U.S. State Department spokesperson Heather Nauert on Thursday described the terrorist People's Protection Units (YPG) in northwestern Syria as "PKK."
During a press briefing, Nauert said that Turkey was dealing with the "PKK instead of fighting Daesh."
"We understand Turkey's concerns regarding this matter," the spokesperson said, adding retrospectively that she actually meant to say "YPG" and not PKK.
Nauert went on to say that the White House readout put forth both President Donald Trump's and Secretary of State Rex Tillerson's concerns regarding Syria.
Meanwhile, U.S. and Turkish military commanders discussed the possibility of creating a "secure zone" along the border with Syria, a Pentagon spokesman said Thursday amid Turkey's ongoing military operation in northwestern Syria's Afrin against the YPG and Daesh.
"We monitor the weapons we have provided [YPG] carefully and ensure that weapons do not fall into the wrong hands," Lieutenant General Kenneth McKenzie said in a statement.
The U.S. government has long supported the YPG terrorist group with a vast amount of military equipment and heavy armament to fight Daesh.

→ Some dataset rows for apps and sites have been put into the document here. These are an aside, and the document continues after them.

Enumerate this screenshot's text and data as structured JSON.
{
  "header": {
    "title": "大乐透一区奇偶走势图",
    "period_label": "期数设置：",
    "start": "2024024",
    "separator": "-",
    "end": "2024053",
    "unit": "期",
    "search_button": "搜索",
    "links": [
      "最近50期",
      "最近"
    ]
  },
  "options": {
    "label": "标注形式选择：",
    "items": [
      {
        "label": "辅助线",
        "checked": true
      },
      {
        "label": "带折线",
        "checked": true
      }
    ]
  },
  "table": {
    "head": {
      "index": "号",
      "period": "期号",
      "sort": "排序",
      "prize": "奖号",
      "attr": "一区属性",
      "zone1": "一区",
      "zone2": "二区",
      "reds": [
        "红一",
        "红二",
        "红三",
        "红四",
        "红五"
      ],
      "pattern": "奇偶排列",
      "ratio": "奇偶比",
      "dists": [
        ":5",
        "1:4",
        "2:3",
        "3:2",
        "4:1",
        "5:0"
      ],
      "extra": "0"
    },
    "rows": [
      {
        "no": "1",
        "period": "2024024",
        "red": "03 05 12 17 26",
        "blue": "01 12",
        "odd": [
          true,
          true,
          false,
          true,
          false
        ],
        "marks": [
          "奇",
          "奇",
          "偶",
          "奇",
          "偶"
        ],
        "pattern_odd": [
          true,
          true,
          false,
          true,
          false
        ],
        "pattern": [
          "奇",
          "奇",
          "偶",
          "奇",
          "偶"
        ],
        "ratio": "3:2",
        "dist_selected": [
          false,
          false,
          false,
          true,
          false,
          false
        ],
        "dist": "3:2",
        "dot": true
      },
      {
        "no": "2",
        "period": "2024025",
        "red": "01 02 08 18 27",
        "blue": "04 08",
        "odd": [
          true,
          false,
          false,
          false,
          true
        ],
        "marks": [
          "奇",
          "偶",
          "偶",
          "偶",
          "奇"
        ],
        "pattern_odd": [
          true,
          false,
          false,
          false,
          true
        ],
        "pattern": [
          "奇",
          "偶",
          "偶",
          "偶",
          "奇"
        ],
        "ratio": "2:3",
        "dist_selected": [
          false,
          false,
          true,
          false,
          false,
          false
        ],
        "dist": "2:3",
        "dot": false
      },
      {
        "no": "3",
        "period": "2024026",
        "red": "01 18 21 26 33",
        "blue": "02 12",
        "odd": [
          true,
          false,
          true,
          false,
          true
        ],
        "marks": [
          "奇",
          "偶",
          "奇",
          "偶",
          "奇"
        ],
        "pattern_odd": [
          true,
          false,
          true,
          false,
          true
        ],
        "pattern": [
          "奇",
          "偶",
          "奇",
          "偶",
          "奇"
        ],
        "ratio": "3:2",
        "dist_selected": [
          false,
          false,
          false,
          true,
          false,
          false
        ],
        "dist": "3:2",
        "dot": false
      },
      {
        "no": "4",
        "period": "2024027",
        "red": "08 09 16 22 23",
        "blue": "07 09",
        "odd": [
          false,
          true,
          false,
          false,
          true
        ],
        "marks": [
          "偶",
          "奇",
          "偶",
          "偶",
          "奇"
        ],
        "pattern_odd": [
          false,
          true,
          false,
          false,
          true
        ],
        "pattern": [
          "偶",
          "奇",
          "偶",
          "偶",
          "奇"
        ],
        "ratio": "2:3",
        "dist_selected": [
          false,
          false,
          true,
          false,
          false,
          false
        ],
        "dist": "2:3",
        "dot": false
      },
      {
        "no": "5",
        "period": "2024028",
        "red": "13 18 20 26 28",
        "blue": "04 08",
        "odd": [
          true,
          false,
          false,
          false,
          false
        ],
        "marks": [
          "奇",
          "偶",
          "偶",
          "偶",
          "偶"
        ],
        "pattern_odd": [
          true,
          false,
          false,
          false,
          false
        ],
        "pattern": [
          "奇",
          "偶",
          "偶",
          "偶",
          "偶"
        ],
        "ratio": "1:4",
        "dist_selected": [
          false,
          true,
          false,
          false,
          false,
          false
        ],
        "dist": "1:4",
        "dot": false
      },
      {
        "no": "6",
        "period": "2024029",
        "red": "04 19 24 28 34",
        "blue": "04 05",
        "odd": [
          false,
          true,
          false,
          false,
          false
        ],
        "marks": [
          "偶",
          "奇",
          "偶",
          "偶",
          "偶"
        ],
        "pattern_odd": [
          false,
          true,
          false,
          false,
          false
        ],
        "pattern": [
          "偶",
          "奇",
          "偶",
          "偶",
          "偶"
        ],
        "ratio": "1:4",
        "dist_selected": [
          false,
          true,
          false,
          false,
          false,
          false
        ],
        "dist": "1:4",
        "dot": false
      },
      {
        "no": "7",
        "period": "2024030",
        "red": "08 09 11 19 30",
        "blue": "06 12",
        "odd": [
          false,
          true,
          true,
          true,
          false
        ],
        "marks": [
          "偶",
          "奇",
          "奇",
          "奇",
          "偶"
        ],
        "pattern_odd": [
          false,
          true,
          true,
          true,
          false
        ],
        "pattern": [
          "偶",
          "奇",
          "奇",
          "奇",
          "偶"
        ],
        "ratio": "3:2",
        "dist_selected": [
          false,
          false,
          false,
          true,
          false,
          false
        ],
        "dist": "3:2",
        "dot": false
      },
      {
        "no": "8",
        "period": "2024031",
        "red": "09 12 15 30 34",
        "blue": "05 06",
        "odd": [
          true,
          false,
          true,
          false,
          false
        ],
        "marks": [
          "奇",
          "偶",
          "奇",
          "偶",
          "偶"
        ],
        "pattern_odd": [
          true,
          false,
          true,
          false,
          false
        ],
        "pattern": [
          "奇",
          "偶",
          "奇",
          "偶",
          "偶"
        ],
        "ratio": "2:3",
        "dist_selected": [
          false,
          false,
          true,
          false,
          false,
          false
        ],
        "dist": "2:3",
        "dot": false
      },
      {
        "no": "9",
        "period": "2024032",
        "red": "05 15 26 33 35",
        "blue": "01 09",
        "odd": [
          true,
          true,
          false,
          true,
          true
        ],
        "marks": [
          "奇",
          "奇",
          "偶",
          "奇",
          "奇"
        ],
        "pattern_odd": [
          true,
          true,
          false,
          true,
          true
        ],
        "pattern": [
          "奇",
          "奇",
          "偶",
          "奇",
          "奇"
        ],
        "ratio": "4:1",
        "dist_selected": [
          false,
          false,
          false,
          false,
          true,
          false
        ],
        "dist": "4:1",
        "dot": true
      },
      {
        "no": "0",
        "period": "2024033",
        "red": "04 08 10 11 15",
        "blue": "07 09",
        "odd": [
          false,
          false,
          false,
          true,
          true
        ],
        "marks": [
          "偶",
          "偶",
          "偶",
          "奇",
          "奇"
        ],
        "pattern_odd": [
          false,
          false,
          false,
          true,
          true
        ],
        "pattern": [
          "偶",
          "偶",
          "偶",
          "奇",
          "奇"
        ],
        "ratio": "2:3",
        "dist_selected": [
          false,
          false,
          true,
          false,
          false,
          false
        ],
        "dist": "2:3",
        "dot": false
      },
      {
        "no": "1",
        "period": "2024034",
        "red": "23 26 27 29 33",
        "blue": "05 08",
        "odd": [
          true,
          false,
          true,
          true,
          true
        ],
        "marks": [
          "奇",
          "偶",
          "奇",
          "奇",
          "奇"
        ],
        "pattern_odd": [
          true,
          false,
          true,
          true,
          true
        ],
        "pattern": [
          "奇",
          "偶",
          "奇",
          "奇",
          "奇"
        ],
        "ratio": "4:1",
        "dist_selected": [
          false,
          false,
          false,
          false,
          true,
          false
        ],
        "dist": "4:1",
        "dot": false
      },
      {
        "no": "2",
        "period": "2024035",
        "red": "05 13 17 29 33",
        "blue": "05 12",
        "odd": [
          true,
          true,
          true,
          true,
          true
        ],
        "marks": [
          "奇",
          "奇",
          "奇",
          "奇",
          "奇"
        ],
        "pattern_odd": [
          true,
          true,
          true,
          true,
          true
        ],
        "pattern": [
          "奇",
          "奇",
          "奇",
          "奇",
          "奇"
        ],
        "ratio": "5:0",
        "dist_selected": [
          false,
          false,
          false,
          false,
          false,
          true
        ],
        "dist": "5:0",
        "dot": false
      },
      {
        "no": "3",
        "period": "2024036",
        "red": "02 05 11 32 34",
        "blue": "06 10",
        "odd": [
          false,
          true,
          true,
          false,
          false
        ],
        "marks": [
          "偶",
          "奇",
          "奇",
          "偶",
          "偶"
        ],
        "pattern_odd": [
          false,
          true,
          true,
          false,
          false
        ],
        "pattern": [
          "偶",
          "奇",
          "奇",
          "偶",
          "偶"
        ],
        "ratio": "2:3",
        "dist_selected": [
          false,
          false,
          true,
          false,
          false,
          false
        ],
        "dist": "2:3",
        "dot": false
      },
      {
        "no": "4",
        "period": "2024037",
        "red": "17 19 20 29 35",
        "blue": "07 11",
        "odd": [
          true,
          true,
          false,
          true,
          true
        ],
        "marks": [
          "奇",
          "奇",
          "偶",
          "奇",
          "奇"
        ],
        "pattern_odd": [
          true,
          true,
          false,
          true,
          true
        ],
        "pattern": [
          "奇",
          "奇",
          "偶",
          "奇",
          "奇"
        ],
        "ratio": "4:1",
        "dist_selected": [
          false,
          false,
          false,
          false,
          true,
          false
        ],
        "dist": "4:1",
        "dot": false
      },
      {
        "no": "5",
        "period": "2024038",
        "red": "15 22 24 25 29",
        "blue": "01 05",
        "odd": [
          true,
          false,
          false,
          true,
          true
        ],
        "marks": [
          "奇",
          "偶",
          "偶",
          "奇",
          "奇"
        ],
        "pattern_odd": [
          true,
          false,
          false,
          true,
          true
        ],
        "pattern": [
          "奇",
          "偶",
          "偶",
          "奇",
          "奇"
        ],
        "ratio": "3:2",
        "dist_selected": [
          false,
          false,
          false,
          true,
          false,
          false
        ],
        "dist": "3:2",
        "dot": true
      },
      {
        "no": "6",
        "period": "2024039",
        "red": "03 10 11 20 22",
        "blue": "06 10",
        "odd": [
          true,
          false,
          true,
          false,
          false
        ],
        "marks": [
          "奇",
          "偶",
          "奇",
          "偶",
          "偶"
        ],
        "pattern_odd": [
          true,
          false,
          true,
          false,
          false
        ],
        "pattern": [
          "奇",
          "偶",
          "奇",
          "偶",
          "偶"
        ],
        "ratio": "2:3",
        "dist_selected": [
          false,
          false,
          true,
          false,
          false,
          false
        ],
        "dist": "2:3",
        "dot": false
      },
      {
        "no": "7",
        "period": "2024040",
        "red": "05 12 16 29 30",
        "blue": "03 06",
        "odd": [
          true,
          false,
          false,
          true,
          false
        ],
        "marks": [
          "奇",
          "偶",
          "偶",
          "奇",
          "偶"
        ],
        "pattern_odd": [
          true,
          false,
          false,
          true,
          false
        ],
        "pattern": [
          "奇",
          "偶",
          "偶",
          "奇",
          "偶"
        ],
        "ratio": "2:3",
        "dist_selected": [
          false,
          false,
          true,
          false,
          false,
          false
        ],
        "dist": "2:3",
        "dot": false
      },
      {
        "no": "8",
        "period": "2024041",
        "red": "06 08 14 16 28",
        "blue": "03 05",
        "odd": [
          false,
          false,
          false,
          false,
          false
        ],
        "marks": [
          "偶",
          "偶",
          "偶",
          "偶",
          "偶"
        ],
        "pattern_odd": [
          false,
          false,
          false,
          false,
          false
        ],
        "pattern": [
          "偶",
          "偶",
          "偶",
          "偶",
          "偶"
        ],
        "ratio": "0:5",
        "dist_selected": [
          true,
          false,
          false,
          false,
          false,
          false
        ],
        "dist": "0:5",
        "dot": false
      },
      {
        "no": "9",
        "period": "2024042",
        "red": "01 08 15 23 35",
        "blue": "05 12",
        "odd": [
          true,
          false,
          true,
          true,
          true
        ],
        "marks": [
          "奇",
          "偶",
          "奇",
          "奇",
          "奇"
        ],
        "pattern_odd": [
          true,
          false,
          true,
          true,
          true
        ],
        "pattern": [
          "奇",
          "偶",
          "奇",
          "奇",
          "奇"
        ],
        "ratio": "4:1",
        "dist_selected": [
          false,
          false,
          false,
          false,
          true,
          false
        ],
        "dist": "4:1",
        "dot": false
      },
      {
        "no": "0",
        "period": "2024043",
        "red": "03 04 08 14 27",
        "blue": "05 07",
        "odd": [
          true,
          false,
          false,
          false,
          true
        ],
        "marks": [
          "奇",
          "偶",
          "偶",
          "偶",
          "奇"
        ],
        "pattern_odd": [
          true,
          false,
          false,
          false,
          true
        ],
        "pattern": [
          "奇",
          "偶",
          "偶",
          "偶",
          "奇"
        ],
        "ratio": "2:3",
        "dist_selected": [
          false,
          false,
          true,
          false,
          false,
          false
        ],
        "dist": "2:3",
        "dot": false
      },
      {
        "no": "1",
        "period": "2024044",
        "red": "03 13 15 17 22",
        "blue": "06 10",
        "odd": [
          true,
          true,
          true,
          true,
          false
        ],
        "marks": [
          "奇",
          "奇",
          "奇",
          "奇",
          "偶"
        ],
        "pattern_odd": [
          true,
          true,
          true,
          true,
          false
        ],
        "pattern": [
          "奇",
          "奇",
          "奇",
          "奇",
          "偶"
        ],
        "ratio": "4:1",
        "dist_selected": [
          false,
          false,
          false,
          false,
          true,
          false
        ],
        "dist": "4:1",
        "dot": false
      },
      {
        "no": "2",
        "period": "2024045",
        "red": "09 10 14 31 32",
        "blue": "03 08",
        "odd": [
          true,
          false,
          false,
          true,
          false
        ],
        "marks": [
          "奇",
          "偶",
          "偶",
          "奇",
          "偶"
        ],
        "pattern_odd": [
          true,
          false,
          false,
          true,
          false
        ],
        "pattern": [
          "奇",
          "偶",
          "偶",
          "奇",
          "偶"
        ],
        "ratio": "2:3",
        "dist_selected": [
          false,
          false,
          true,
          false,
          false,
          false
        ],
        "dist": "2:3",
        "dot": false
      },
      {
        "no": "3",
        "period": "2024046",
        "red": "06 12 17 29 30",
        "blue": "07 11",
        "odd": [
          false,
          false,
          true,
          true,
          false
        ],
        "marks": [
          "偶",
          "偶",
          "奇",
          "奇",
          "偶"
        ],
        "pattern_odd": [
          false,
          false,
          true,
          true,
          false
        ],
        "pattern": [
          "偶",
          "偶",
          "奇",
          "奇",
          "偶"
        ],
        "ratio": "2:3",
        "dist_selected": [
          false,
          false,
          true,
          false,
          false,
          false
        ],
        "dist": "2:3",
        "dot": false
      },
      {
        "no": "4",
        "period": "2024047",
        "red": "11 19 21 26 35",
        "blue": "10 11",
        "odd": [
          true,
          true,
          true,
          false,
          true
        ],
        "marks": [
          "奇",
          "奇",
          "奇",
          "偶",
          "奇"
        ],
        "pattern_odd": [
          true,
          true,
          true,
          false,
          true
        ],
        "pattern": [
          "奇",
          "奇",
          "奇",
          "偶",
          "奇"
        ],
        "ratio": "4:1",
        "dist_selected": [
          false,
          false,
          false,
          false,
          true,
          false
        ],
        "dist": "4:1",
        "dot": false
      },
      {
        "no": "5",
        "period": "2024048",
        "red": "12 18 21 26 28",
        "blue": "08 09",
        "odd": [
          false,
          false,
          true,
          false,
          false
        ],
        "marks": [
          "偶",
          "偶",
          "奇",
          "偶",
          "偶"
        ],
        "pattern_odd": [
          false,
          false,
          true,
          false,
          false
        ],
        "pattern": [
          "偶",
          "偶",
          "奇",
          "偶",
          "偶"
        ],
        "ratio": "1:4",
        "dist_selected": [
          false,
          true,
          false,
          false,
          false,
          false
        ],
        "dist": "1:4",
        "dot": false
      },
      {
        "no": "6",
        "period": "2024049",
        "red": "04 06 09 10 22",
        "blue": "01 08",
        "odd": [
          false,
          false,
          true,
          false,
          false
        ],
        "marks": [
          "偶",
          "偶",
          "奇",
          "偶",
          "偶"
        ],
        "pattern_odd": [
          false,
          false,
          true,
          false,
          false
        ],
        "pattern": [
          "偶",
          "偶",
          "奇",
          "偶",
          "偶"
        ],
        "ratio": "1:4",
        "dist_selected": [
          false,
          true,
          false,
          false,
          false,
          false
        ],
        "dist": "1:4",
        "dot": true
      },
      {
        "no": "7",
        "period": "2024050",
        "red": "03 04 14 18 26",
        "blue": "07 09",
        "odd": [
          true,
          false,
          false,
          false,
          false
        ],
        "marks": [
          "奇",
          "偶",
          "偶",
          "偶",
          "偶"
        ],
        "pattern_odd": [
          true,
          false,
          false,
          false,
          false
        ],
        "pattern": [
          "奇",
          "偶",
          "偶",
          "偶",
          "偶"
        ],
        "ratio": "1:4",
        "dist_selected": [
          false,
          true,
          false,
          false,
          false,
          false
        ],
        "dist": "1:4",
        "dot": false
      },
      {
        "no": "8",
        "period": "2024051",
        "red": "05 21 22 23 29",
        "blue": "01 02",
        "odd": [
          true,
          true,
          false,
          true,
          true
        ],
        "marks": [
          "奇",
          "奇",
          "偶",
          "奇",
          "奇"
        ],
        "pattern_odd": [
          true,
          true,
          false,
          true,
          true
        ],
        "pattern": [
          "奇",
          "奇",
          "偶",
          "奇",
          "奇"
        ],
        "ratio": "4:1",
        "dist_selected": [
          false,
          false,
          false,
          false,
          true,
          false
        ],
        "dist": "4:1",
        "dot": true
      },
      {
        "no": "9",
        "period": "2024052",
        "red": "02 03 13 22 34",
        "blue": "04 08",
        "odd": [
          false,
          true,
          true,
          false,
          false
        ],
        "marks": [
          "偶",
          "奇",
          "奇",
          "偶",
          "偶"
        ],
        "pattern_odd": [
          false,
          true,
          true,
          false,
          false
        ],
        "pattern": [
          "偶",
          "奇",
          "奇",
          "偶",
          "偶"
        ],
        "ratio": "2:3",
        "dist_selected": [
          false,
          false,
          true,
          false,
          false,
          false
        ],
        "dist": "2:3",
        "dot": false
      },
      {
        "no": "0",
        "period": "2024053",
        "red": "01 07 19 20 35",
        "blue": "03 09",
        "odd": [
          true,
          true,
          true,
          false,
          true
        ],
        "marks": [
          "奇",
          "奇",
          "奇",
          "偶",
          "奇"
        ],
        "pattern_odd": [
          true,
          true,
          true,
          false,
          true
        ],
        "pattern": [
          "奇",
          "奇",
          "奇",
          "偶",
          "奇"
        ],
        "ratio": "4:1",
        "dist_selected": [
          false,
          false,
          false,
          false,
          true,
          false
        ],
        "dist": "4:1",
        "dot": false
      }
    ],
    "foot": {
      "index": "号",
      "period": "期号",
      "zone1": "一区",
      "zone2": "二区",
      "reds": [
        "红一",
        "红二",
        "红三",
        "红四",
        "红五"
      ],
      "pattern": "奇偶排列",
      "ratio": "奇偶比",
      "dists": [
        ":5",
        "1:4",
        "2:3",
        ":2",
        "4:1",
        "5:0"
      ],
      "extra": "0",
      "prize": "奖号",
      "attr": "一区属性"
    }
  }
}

Despite Ankara's concerns, former U.S. President Barack Obama initiated the support program, which so far has sent nearly 5,000 truckloads and 2,000 planeloads of weapons. This has been continued by the Trump administration.
The lack of consistency from the Trump administration regarding the U.S.'s activities in Syria has fueled tensions and deepened the rift in relations with Turkey that was already complicated.
Operation Olive Branch was launched Saturday, targeting the PKK terror group's Syrian affiliates the Democratic Union Party (PYD) and its armed wing the YPG supported by the United States, as well as the remaining Daesh elements in Afrin region on the Turkish-Syrian border.
According to the Turkish General Staff, the operation aims to establish security and stability along Turkish borders and the region as well as protect Syrian people from the oppression and cruelty of terrorists.